◆ What you should do ◆
Across all the records, filter for lines with the word "title" and copy them.

◆ Task data ◆
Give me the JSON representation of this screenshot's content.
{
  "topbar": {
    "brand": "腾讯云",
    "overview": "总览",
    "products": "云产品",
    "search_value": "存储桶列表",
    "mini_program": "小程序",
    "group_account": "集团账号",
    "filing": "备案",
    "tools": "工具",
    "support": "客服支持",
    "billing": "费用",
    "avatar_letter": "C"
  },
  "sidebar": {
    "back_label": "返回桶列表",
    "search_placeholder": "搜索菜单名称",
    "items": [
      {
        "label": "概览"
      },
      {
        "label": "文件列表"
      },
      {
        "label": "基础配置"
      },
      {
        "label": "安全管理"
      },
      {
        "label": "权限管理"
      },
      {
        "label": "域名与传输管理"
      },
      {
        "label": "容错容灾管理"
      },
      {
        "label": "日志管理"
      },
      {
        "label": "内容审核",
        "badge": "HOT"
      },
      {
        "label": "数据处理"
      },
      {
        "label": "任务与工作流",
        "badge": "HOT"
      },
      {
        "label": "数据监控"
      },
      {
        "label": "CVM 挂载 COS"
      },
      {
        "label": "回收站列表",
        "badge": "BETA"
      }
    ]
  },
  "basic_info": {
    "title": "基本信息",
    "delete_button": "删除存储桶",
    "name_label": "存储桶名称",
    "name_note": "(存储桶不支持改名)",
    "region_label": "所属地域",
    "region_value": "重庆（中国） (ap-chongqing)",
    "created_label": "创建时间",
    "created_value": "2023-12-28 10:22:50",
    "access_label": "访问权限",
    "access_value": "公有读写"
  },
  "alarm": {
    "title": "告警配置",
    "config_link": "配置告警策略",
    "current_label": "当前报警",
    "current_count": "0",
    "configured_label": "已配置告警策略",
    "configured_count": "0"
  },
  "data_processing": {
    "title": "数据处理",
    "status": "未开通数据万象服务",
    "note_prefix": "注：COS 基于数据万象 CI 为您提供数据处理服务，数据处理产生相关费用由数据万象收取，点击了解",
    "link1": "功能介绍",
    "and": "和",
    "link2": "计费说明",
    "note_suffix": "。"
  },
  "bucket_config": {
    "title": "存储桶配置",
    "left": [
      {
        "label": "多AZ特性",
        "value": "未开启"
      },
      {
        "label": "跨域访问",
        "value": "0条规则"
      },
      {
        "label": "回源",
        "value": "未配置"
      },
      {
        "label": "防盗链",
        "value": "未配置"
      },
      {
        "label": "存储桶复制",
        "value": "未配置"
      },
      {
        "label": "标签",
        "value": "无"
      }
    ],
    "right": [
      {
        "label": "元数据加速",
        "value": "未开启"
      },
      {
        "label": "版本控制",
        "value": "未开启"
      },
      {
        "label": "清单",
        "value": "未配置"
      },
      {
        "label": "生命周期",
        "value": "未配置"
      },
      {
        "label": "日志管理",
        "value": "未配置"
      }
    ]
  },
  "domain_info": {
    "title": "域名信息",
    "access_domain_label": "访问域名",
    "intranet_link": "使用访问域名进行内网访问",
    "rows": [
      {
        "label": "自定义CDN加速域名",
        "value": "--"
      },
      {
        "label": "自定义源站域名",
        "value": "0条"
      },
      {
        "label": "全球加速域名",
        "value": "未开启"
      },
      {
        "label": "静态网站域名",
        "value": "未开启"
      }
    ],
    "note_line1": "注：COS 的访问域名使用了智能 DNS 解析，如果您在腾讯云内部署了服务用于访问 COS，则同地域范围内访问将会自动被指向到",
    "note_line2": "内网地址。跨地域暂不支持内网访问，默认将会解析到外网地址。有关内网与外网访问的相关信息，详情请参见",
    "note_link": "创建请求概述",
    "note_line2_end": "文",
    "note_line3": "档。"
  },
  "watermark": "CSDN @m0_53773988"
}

◆ Exercise answer ◆
    "title": "基本信息",
    "title": "告警配置",
    "title": "数据处理",
    "title": "存储桶配置",
    "title": "域名信息",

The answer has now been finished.